§ RECORDED DATA
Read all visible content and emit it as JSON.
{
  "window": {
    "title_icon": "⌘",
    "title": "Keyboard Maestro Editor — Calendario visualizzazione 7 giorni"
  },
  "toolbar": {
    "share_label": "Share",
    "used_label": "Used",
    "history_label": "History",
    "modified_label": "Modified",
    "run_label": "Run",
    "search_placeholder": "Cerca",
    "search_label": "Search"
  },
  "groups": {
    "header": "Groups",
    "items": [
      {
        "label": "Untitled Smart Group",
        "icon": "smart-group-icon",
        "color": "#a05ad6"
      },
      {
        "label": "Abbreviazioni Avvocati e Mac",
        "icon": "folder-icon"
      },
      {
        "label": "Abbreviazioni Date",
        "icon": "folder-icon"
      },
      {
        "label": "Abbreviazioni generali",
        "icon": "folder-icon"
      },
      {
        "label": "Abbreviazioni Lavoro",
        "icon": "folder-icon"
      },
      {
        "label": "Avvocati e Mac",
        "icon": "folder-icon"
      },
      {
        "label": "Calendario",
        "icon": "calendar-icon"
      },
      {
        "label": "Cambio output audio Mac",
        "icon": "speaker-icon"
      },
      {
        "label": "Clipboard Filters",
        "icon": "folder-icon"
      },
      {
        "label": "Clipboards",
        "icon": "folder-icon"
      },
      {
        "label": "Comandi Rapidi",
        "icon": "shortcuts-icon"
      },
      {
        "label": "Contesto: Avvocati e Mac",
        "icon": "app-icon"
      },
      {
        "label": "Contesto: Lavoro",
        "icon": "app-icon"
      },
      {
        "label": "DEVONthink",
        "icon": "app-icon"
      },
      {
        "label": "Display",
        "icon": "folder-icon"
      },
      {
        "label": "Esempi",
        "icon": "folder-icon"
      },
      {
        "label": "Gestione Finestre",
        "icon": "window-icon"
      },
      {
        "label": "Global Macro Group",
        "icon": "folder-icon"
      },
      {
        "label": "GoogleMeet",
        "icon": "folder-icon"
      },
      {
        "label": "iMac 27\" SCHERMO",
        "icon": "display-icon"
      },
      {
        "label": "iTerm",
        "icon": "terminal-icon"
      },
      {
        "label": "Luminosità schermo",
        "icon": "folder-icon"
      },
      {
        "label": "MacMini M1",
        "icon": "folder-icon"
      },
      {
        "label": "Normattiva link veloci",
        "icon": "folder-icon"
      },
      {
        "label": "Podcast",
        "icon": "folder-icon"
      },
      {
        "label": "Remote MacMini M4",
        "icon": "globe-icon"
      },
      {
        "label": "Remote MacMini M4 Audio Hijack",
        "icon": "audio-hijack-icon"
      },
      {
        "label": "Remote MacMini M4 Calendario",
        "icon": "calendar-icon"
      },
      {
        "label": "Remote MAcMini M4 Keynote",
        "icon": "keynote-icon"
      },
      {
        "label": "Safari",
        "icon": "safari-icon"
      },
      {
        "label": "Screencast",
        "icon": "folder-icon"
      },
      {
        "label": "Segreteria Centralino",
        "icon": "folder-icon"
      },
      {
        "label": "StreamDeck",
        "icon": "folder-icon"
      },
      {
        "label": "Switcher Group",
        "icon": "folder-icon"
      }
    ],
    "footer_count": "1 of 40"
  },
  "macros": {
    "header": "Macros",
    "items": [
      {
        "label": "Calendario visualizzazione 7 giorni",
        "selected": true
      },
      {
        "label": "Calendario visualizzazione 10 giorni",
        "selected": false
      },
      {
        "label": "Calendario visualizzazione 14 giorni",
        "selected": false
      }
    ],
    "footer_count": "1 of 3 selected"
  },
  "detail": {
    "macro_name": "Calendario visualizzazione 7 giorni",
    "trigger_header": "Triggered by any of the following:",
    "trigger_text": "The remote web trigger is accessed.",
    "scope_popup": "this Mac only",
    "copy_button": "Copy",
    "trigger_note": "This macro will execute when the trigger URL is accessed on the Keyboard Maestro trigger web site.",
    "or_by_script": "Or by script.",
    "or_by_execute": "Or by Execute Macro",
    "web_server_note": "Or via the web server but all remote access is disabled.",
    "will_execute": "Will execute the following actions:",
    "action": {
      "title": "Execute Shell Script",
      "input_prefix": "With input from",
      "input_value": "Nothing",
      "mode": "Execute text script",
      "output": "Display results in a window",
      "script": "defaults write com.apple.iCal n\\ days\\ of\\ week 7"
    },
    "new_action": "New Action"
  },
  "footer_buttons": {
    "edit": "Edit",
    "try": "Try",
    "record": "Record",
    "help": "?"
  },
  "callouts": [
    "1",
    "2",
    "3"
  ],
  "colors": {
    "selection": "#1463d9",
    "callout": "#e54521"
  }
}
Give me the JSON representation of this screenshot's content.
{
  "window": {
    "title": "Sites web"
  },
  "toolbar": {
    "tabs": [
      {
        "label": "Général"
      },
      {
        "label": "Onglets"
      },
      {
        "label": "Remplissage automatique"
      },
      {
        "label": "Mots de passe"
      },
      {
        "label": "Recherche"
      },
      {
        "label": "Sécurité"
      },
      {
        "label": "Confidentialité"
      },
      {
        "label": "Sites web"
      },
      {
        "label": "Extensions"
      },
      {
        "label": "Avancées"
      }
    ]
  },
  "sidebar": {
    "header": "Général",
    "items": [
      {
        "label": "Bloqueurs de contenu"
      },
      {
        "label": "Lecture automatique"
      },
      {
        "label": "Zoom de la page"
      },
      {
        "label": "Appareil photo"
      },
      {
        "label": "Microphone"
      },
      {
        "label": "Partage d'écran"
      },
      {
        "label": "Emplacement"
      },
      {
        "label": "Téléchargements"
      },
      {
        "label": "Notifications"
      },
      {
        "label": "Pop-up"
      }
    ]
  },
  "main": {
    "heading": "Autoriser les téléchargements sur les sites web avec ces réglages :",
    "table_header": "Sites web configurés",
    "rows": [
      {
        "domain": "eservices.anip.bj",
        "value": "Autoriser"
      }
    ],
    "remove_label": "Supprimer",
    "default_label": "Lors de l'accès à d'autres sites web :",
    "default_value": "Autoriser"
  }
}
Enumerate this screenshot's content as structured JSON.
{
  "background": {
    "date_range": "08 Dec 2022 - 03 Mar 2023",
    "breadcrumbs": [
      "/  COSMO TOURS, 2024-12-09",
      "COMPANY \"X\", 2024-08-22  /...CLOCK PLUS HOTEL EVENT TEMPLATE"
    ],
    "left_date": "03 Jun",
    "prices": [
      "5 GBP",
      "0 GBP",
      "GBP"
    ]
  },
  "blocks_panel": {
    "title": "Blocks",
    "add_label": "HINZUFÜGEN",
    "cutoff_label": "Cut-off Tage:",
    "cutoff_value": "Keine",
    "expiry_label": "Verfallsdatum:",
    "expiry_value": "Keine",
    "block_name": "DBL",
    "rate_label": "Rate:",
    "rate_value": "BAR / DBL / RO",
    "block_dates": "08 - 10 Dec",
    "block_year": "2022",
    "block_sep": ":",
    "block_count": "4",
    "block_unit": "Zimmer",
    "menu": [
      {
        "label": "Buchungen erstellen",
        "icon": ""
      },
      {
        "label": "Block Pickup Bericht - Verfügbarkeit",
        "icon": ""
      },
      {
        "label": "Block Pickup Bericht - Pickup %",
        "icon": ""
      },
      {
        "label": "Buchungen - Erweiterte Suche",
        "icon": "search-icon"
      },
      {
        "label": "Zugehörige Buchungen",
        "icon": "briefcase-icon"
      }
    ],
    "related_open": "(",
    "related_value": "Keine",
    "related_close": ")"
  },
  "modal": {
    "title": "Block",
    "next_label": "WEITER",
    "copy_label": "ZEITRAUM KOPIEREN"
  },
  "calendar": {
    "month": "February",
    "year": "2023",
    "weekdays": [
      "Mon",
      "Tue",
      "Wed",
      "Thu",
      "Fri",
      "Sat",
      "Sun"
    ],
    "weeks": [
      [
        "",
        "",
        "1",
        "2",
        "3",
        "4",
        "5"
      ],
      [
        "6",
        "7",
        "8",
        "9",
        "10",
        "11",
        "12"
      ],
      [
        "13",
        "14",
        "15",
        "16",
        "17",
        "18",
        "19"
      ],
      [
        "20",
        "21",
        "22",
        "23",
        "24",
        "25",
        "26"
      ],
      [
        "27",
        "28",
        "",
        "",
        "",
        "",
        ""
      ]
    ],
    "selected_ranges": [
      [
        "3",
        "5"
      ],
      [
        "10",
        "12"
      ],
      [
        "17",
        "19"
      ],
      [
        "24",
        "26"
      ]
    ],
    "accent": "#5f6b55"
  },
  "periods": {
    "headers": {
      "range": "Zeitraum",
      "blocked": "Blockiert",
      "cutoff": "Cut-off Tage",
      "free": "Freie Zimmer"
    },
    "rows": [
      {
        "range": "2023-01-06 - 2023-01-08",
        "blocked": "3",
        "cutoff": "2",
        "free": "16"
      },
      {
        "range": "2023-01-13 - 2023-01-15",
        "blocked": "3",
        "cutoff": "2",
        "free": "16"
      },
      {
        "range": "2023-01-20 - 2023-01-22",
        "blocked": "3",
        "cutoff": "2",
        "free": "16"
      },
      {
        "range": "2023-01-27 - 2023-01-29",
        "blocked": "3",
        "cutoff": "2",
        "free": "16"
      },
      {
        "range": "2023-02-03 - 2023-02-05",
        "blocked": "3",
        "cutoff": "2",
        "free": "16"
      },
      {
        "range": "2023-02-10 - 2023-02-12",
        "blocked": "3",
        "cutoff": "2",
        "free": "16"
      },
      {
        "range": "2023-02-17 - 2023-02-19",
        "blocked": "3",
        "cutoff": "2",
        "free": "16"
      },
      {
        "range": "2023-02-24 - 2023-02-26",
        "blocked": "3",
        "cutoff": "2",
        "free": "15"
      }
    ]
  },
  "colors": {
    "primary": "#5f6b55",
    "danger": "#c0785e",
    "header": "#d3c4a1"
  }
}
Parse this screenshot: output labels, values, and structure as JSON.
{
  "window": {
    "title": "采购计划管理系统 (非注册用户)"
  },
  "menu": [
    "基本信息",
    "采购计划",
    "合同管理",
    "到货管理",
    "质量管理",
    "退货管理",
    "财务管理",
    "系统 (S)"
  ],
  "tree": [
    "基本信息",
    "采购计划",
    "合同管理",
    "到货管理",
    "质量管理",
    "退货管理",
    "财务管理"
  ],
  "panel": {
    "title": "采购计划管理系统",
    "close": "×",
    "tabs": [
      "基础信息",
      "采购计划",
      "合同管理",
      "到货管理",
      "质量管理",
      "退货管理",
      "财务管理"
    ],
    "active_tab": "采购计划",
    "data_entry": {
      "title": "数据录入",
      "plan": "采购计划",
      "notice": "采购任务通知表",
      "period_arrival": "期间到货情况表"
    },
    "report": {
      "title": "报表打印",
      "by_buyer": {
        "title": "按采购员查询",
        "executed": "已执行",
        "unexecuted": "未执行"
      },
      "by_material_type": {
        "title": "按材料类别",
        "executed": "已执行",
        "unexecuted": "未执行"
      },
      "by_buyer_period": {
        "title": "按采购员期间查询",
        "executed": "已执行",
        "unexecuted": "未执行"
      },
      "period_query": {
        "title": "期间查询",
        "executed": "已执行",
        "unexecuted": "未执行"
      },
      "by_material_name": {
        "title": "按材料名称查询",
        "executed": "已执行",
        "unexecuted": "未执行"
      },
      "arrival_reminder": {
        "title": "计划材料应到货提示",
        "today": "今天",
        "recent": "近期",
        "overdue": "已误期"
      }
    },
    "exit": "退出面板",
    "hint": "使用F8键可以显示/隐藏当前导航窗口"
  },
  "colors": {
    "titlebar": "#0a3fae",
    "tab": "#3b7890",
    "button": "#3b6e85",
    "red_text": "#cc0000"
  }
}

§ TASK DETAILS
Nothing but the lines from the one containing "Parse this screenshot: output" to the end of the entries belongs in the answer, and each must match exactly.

§ ANSWER AREA
Parse this screenshot: output labels, values, and structure as JSON.
{
  "window": {
    "title": "采购计划管理系统 (非注册用户)"
  },
  "menu": [
    "基本信息",
    "采购计划",
    "合同管理",
    "到货管理",
    "质量管理",
    "退货管理",
    "财务管理",
    "系统 (S)"
  ],
  "tree": [
    "基本信息",
    "采购计划",
    "合同管理",
    "到货管理",
    "质量管理",
    "退货管理",
    "财务管理"
  ],
  "panel": {
    "title": "采购计划管理系统",
    "close": "×",
    "tabs": [
      "基础信息",
      "采购计划",
      "合同管理",
      "到货管理",
      "质量管理",
      "退货管理",
      "财务管理"
    ],
    "active_tab": "采购计划",
    "data_entry": {
      "title": "数据录入",
      "plan": "采购计划",
      "notice": "采购任务通知表",
      "period_arrival": "期间到货情况表"
    },
    "report": {
      "title": "报表打印",
      "by_buyer": {
        "title": "按采购员查询",
        "executed": "已执行",
        "unexecuted": "未执行"
      },
      "by_material_type": {
        "title": "按材料类别",
        "executed": "已执行",
        "unexecuted": "未执行"
      },
      "by_buyer_period": {
        "title": "按采购员期间查询",
        "executed": "已执行",
        "unexecuted": "未执行"
      },
      "period_query": {
        "title": "期间查询",
        "executed": "已执行",
        "unexecuted": "未执行"
      },
      "by_material_name": {
        "title": "按材料名称查询",
        "executed": "已执行",
        "unexecuted": "未执行"
      },
      "arrival_reminder": {
        "title": "计划材料应到货提示",
        "today": "今天",
        "recent": "近期",
        "overdue": "已误期"
      }
    },
    "exit": "退出面板",
    "hint": "使用F8键可以显示/隐藏当前导航窗口"
  },
  "colors": {
    "titlebar": "#0a3fae",
    "tab": "#3b7890",
    "button": "#3b6e85",
    "red_text": "#cc0000"
  }
}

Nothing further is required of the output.